The winners and losers

I’ve just put some winners and losers, Sam’s already alluded to this already. We’ve all seen it, I think most people have seen this. The McDonald’s. So, this is one of the recent adverts for McDonald’s. They went out with obviously their usual product, so actually from a product point of view, nothing really changed. But they went down the point of view of going for the brand purpose approach to marketing.

Now, the problem with this is they didn’t understand what their customers would want because they went out, there was a huge backlash and they’ve had to actually reverse that marketing campaign being out. So, the amount of money that went into that marketing campaign and the creative, and they’ve literally had to pull it. Obviously, quite an extreme but that can happen at any part of product launches.

The other one that I just wanted to point out was M&S. We’ve seen over recent years M&S has lost its identity, hasn’t really known who its customer is. It’s actually gone so wide marketing that it hasn’t really honed-in and understood what the customer really wants from them. And that’s why they’ve had a big shift recently in the last year to get new agencies in, so that they can really get a different set of a really clear audience segmentation.

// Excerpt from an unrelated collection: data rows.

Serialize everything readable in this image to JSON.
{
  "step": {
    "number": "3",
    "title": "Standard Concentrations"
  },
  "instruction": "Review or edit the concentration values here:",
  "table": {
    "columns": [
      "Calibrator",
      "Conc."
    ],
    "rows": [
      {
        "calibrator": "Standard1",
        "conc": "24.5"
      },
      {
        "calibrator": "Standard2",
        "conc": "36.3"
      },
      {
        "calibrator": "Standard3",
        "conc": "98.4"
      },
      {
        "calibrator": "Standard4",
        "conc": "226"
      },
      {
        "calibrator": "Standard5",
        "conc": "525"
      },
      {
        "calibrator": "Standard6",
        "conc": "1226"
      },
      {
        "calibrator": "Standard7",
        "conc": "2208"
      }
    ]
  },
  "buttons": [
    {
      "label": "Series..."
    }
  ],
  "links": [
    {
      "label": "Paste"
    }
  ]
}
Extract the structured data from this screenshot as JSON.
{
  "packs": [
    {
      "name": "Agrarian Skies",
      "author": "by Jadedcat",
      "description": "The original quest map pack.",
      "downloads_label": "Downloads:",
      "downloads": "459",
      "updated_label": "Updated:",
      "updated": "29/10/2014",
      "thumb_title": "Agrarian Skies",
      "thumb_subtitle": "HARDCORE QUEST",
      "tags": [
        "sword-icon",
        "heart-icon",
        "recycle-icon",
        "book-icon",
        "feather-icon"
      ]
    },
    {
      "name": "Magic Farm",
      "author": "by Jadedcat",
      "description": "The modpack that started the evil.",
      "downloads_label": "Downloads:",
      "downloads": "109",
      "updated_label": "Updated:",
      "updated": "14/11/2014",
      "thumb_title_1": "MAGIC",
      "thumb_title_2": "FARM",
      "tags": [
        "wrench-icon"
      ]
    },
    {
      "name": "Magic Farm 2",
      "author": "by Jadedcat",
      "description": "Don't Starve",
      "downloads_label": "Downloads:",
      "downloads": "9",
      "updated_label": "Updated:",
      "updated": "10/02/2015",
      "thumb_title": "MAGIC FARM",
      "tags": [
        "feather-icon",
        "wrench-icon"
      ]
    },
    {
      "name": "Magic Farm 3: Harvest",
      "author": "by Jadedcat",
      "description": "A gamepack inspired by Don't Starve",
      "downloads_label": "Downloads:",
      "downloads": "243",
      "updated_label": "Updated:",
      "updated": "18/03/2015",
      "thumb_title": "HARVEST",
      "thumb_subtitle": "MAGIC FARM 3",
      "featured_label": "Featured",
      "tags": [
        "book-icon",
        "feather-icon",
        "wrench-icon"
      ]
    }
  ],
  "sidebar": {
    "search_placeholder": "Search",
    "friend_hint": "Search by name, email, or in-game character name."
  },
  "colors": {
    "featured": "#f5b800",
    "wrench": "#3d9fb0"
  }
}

The winners, this probably won’t surprise anyone. So, Amazon: “We seek to become Earth’s most customer-centric company”. So, Jeff Bezos, the CEO of Amazon, I think it’s kind of fabled and it’s Urban Legend now, but it’s true that he, at conferences and at board meetings, he actually leaves a chair empty and the point of that chair is that chair is for the customer, because the most important voice in any room in Amazon’s meetings is the voice of the customer. So, they go to that extent to say the customer is the focus and that’s inherent around every part of the organisation at Amazon.

The other company that does it really, really well and they’ve loads of awards in the last few years in terms of being market-oriented is Audi. Michael Renz there: “Only a company that understands its customers can achieve lasting success with its brand and products”. Really clear focus, everyone really understands who the final customer is that they’re trying to market to, and I think it’s really clear from all of the messaging, all of the campaigns that actually run for Audi as well.

Key takeaways

So that’s it. My key takeaways are:

    • The importance of being market-oriented, so thinking from the eyes of the consumer
    • Understanding the humility of marketing, so for us as marketers, it’s really important to get rid of any assumptions, get rid of any ideas and pre-assertions in terms of who the customer is. We’re able to actually do the research and because we’re good marketers, we’re able to actually find the connections that are going to segment those audiences but we don’t know what they are at the beginning
    • The power of knowing your customer, what that can give you. It can give you efficiency, it can make sure that all your campaigns are targeted in the right way.
    • Some of the challenges you might face and obviously knowing how to overcome those challenges.
    • And your important role as a marketer in this to make sure that everyone is customer focused and we’re seeing it from the eyes of that customer

That’s it. Thank you.